◆ **Problem description**
I need each line of the entries below that includes the string "JSON".

◆ **Excerpted records**
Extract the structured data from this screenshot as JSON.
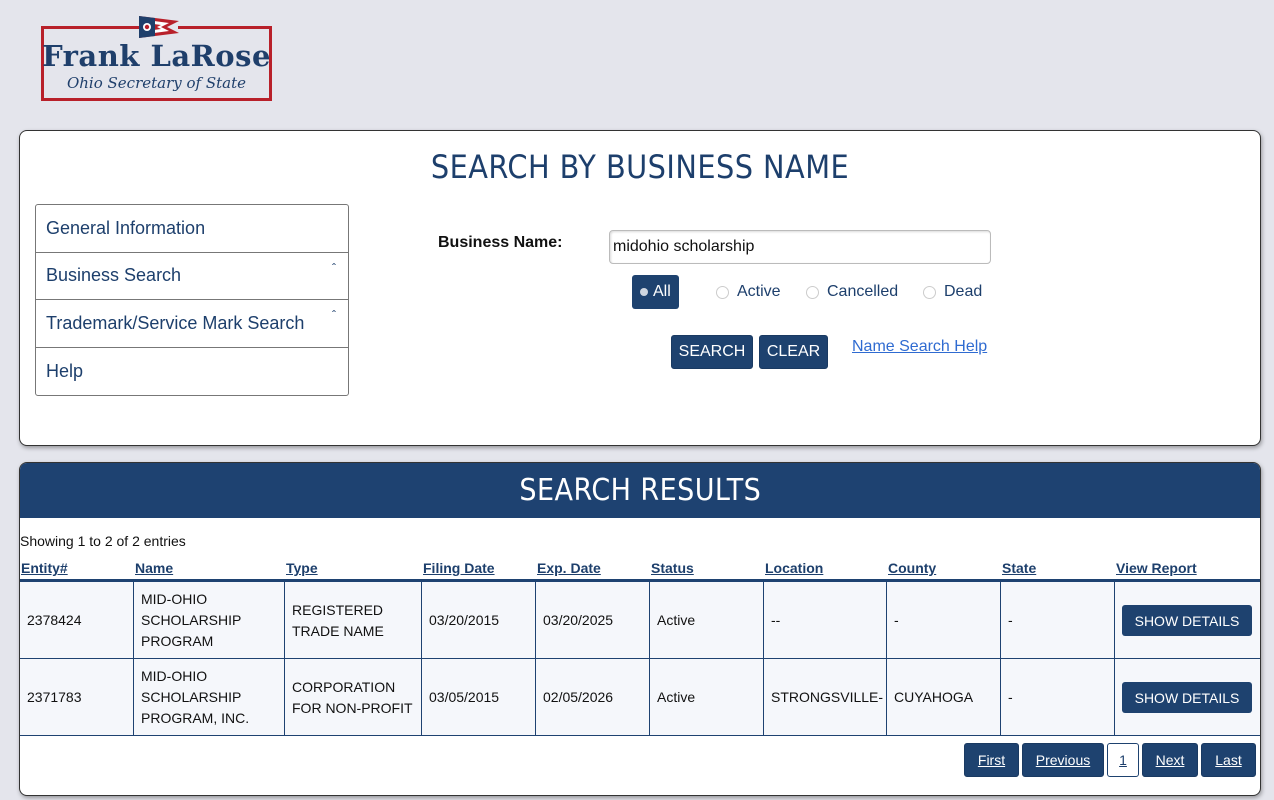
{
  "logo": {
    "name": "Frank LaRose",
    "subtitle": "Ohio Secretary of State"
  },
  "search": {
    "title": "SEARCH BY BUSINESS NAME",
    "label": "Business Name:",
    "value": "midohio scholarship",
    "filters": [
      "All",
      "Active",
      "Cancelled",
      "Dead"
    ],
    "selected_filter": "All",
    "search_label": "SEARCH",
    "clear_label": "CLEAR",
    "help_link": "Name Search Help"
  },
  "nav": {
    "items": [
      {
        "label": "General Information"
      },
      {
        "label": "Business Search"
      },
      {
        "label": "Trademark/Service Mark Search"
      },
      {
        "label": "Help"
      }
    ]
  },
  "results": {
    "title": "SEARCH RESULTS",
    "showing": "Showing 1 to 2 of 2 entries",
    "columns": [
      "Entity#",
      "Name",
      "Type",
      "Filing Date",
      "Exp. Date",
      "Status",
      "Location",
      "County",
      "State",
      "View Report"
    ],
    "rows": [
      {
        "entity": "2378424",
        "name": [
          "MID-OHIO",
          "SCHOLARSHIP",
          "PROGRAM"
        ],
        "type": [
          "REGISTERED",
          "TRADE NAME"
        ],
        "filing_date": "03/20/2015",
        "exp_date": "03/20/2025",
        "status": "Active",
        "location": "--",
        "county": "-",
        "state": "-",
        "action": "SHOW DETAILS"
      },
      {
        "entity": "2371783",
        "name": [
          "MID-OHIO",
          "SCHOLARSHIP",
          "PROGRAM, INC."
        ],
        "type": [
          "CORPORATION",
          "FOR NON-PROFIT"
        ],
        "filing_date": "03/05/2015",
        "exp_date": "02/05/2026",
        "status": "Active",
        "location": "STRONGSVILLE-",
        "county": "CUYAHOGA",
        "state": "-",
        "action": "SHOW DETAILS"
      }
    ],
    "pagination": {
      "first": "First",
      "previous": "Previous",
      "current": "1",
      "next": "Next",
      "last": "Last"
    }
  },
  "colors": {
    "navy": "#1e426f",
    "link_blue": "#2f6bd1",
    "logo_red": "#b8202a",
    "page_bg": "#e4e5ec"
  }
}
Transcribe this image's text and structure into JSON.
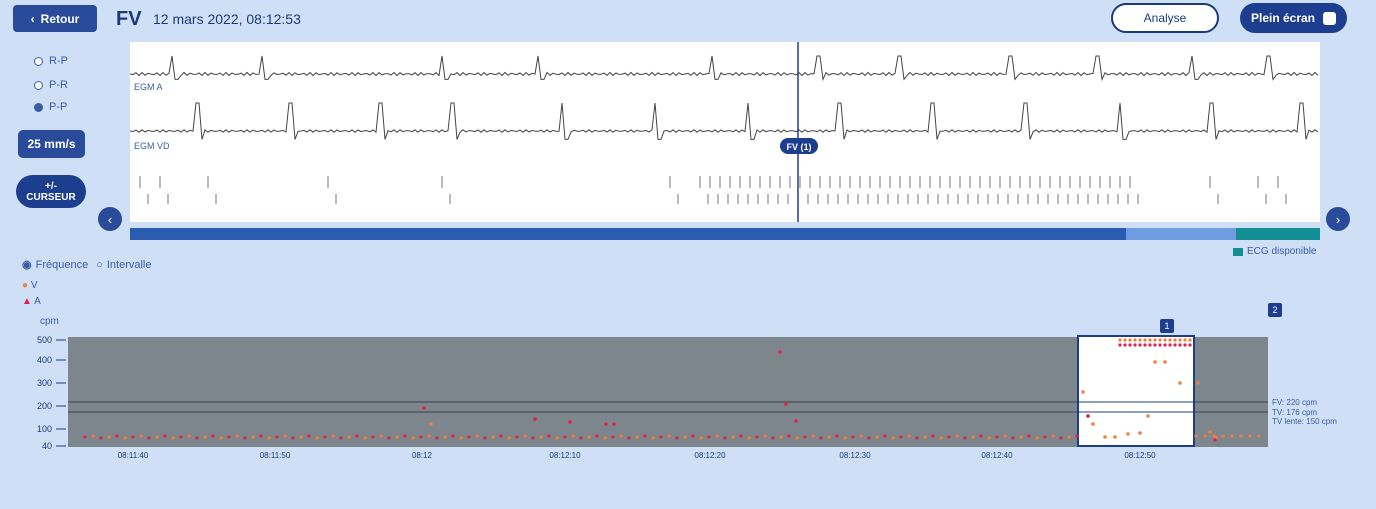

◆ **Written solution**
Extract the structured data from this screenshot as JSON.
Transcribe this image's text and structure into JSON.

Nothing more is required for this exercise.